Go through the data underneath and report how many lines hold the string "this", giving only the number.

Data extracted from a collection

━━━━━━━━

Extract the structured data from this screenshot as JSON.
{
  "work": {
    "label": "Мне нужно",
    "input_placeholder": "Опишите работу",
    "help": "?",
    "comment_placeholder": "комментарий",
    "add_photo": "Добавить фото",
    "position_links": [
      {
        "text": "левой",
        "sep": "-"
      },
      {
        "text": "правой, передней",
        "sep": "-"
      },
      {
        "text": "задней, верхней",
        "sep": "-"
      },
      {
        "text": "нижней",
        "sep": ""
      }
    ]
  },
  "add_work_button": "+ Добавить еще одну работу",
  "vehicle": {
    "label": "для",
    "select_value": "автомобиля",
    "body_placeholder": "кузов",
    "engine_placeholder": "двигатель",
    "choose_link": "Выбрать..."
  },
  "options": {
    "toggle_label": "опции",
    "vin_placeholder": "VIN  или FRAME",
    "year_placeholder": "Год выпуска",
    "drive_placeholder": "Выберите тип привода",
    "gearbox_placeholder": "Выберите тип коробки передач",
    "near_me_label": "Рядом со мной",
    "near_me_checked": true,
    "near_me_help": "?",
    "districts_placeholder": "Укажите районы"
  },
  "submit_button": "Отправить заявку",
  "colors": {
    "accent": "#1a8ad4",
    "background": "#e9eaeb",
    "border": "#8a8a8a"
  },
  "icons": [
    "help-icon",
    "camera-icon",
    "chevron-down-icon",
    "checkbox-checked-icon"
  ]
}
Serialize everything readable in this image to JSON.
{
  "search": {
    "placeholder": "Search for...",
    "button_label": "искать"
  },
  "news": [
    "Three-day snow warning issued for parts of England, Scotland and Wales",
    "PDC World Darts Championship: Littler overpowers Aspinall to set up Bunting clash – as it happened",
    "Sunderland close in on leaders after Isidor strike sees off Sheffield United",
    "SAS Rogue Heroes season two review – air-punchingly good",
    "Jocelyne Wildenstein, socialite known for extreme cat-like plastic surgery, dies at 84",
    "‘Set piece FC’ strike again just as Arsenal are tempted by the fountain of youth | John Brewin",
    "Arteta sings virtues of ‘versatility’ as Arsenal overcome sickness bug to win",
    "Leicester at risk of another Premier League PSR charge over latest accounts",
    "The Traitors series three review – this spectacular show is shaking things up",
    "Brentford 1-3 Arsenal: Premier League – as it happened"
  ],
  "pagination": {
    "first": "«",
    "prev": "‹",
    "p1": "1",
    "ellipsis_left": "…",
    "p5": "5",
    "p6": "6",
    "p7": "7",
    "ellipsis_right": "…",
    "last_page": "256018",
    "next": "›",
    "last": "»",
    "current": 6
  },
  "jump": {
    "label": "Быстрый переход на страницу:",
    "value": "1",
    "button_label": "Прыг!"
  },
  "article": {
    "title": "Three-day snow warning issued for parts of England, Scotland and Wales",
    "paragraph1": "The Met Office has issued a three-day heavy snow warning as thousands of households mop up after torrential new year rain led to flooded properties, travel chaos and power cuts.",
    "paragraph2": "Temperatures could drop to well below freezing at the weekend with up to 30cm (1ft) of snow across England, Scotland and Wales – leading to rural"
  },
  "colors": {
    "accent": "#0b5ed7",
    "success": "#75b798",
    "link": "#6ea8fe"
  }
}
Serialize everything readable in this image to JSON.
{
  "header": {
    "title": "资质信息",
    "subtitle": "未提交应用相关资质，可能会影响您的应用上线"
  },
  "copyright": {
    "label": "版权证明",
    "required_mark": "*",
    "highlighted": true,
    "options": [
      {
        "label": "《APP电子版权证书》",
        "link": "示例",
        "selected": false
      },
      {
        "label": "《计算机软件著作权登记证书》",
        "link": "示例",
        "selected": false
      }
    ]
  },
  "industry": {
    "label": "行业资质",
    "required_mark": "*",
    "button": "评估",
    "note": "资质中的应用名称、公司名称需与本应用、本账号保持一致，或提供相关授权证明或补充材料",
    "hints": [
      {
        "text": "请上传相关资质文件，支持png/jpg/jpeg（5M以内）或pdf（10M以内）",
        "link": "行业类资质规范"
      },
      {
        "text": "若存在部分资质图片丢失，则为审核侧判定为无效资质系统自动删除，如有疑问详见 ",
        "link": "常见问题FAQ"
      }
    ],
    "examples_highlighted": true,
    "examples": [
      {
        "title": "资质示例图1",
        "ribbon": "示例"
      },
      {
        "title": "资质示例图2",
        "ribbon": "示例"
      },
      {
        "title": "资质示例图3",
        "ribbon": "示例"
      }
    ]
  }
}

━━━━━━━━

TASK SOLUTION » 4